Let's take the silly one first. Macrovision predicted that in the fourth quarter of 2004, it will likely earn "just" $0.25 to $0.27, rather than the Street's hoped-for $0.28. To which Foolish investors should reply: "So what?" After all, the company has racked up an impressive history of 20% compounded earnings growth over the past five years, and fourth-quarter expectations aside, analysts predict that Macrovision will continue to produce 20% gains for the foreseeable future. With past performance and future prospects like those, quibbling over a penny or three of missing profits in one out of the 40 quarters under consideration is, well, let's just call it "less than Foolish."

A better reason for punishing the stock can be found in the company's results this quarter. The third quarter of 2003 produced generally accepted accounting principles (GAAP) earnings of just $0.03 per diluted share -- a far cry from the year-ago quarter's $0.15. Granted, there were a lot of one-time and noncash charges that went into that earnings decline -- but it's a decline nonetheless, and there's a reason that results like these are "generally accepted" as significant.

Which is more than you can say for the results that Wall Street's analysts actually did pay attention to -- the pro forma earnings (pro forma is Latin for "in a world where Ralph Nader could be elected"). Those came in at $0.22 per share in Q3, against Street expectations of $0.19. For once, the market gave pro forma results the respect they deserved (i.e., ignoring them and dropping the stock 6% regardless).

While the company argues that its pro forma numbers are more useful to investors than its GAAP numbers, this Fool humbly begs to differ. Pro forma math varies from company to company and can vary within a single company from quarter to quarter. It bears a stigma of unreliability. If Macrovision truly wants to help investors understand its accounting, to enable us to look beyond a blip in its GAAP accomplishments and focus on its real cash profitability, here's a hint: Give us a cash-flow statement along with the earnings announcement.

Show us the cash, Macrovision. Accounting constructs aside, if you give us proof that you're still making real money, rest assured that Foolish investors will give you the benefit of the doubt when your GAAP falls flat.
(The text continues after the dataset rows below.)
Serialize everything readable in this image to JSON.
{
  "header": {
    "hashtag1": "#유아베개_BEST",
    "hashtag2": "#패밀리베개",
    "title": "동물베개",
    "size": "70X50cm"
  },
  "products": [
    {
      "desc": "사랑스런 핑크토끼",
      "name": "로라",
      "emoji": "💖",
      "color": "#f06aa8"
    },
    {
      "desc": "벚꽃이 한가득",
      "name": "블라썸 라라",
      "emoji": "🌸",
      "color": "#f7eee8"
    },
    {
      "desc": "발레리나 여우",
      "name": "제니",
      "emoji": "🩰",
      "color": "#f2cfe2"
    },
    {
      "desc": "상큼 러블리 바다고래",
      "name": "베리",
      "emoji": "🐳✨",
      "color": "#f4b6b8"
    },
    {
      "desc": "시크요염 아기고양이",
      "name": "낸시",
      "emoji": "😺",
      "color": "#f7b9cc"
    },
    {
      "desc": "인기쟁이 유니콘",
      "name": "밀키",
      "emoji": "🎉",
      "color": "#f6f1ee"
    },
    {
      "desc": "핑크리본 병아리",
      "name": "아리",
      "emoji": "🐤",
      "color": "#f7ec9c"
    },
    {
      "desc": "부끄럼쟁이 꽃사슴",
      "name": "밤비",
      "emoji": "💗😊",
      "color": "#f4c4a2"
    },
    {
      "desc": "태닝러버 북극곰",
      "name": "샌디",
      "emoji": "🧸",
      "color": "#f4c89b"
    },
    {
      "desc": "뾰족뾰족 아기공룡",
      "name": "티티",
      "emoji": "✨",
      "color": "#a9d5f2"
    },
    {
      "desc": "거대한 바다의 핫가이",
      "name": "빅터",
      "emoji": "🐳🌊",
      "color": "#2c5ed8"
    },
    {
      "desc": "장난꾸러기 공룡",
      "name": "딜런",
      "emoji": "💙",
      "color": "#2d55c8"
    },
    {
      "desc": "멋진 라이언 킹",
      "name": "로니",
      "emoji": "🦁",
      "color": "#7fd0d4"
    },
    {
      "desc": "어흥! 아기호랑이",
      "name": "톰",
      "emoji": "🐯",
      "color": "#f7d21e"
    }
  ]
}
Read all about Macrovision in our previous writings:

Fool contributor Rich Smith owns no shares in any of the companies mentioned in this article.